The up-skilling programmes initiated by NCIA, such as ‘Asliworks’ and ‘Beliaku Mahir – Program Inklusif Sosial Orang Asli Belum’, led to an increase in the average monthly wages for the working Orang Asli from RM200 to RM400/month, besides creating more job opportunities for Orang Asli people.
What is the future development or initiatives plan for the development of BTTR?
Even though BTTR received more than 20,000 visitors last year, NCIA will not stop planning further developments to create unique and new experiences for day-visitors who do not plan on staying overnight in BTTR.
NCIA with the cooperation of other stakeholders such as Perak State Parks Corporation (PSPC), Forest Research Institute Malaysia (FRIM) and Jabatan Kerja Raya (JKR), are currently working closely for the development of a canopy walk in Royal Belum. This canopy walk aims to be the longest canopy walk in Malaysia. This new initiative will provide another unforgettable experience to enjoy the beauty of nature, thus attracting more domestic and foreign tourists.
Improvement and enhancement of the infrastructure in the BTTR was planned carefully to consider sustainable development and proper business plan which will further enhance the eco-tourism activities in the area.
As the number of visitors to BTTR is increasing from year to year, the development of new eco-tourism activities can increase the annual revenue that PSPC can utilise in managing and sustaining BTTR efficiently.
This initiative will also assist PSPC in carrying out more aggressive marketing activities.

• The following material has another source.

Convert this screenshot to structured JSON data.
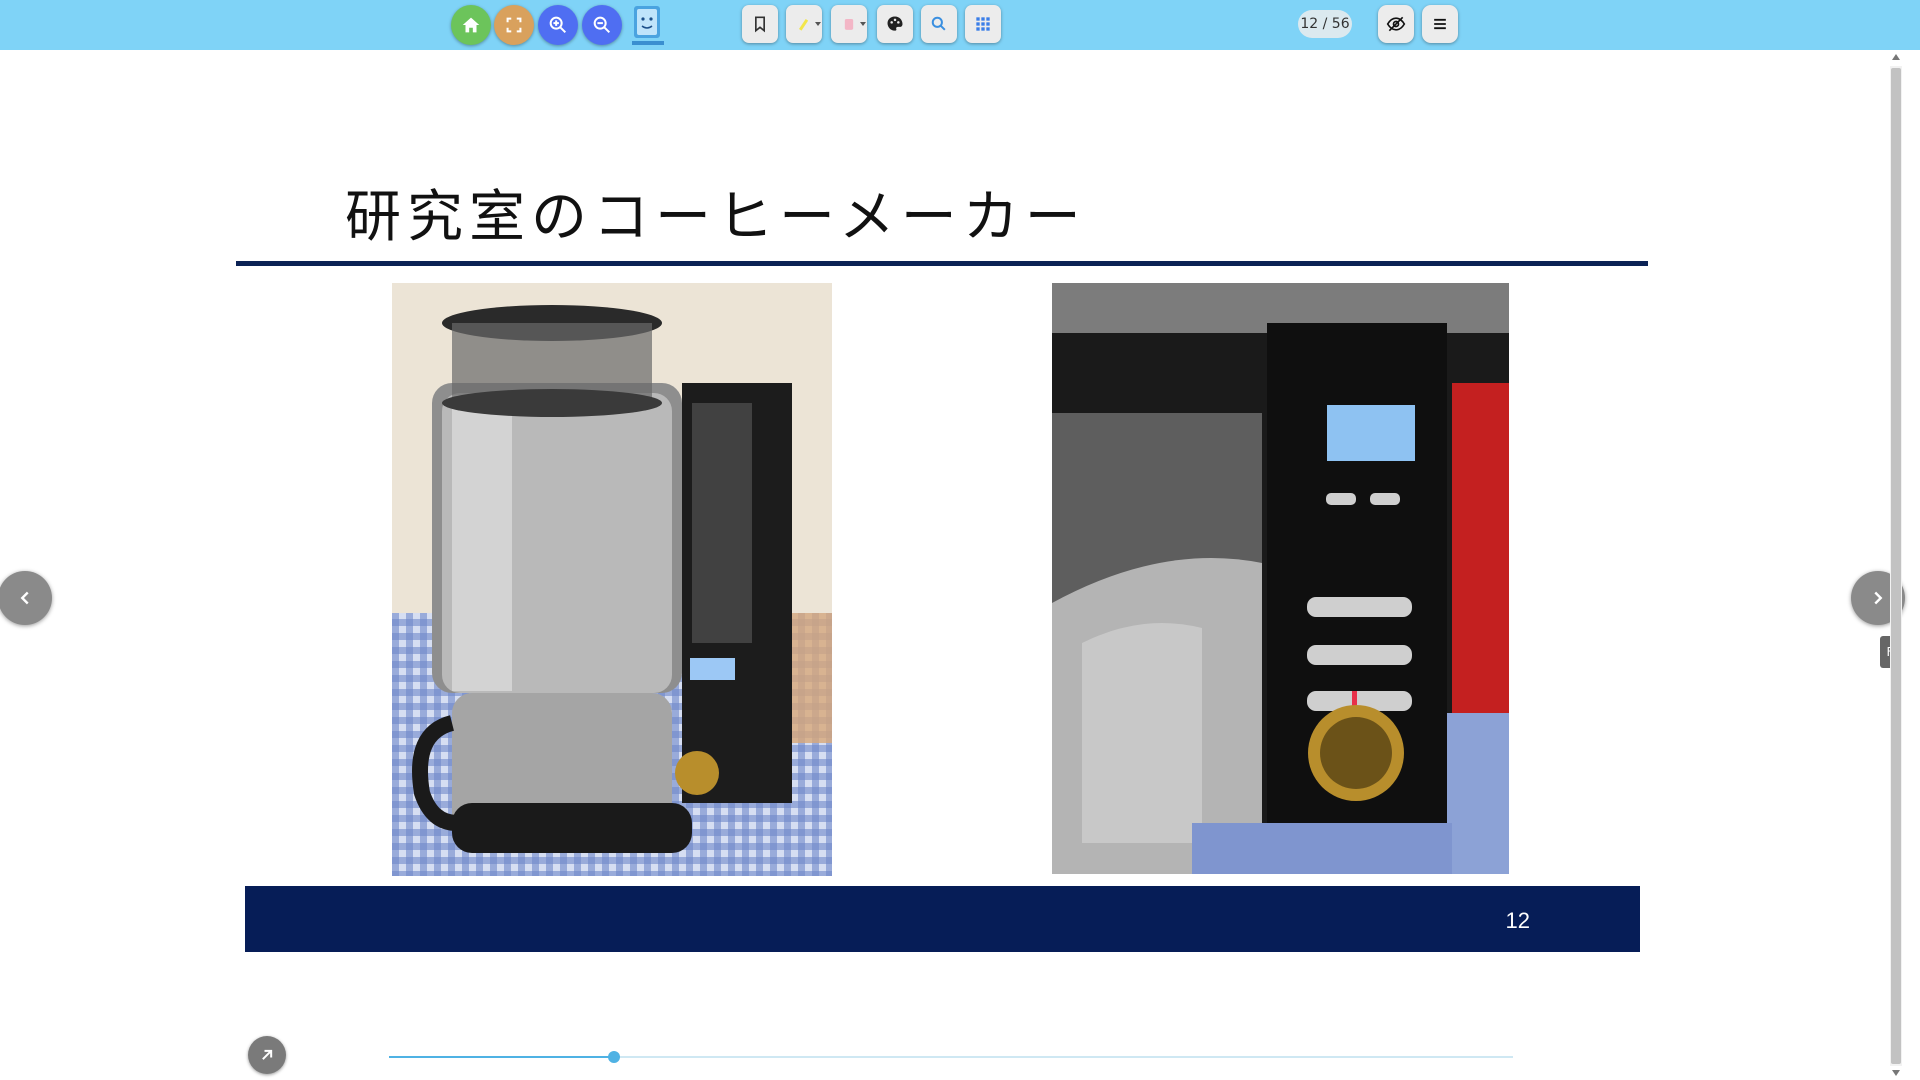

The rapid development of tourism initiatives in BTTR will also create more employment and business opportunities for tour operators and the Orang Asli communities.
Datuk Redza, can you share with us the Achievement and the Success Stories of NCIA for the past 10 Years?
2018 marks another year of excellence where NCIA will be celebrating its 10 years of sterling performance since its establishment in 2018. The cumulative investment that has been achieved until 2017 is RM89 bil with 115,421 job creations in NCER.
|Year||Achievement and Success Stories of NCIA for the Past 10 Years|
|2007||– NCER Blueprint unveiled|
|2008||– Established NCIA under the NCIA Act 2008 (Act 687)
– George Town inscribed as a UNESCO World Heritage Site
|2009||– Centre of Excellence (COE) E&E established|
|2010||– Penang Port upgrading completed|
|2011||– QAV test initiative started
– Langkawi Tourism Blueprint launched
|2012||– Penang Airport upgrade completed
– BTC launched and 102 R&D projects approved since 2012 under CREST
– Paddy – Estate Management Module (5.5MT/year)
– Agropreneur Integrated Farming & Practical Training Centre established
|2013||– Penang Sentral development unblocked for progress
– Penang Transport Master Plan Completed
|2014||– Penang Second Bridge completed
– Manjung included into NCER. TNB Janamanjung – Biggest IPP in Pen. Malaysia
– Kamunting attracted RM2.1 bil cumulative manufacturing investment
– RM1 bil investment by First Solar at KHTP
|2015||– One Auto Hub @ Batu Kawan construction commenced
– Electrified Double Track between Ipoh and Padang Besar completed
|2016||– Implementation of new growth node projects commenced – KPLC, KSTP, KRC
– Extension of NCER to the whole of Perak
– Immediate focus on Southern Perak
– Royal Belum Jetty completed – The main gateway to 130 mil years old Rainforest
– Taiping Heritage Trail completed
– Penang Design Village opened
– Rapid Kamunting Bus Service launched
– RM5 bil of Investment by OSRAM announced
|2017||– Blueprint 2.0 launched
– CVIA launched and construction of IBC started
– SBEZ Bukit Kayu Hitam announced
– Upgrading of Padang Besar KTMB Terminal launched & work commenced
– New NCER incentive packages introduced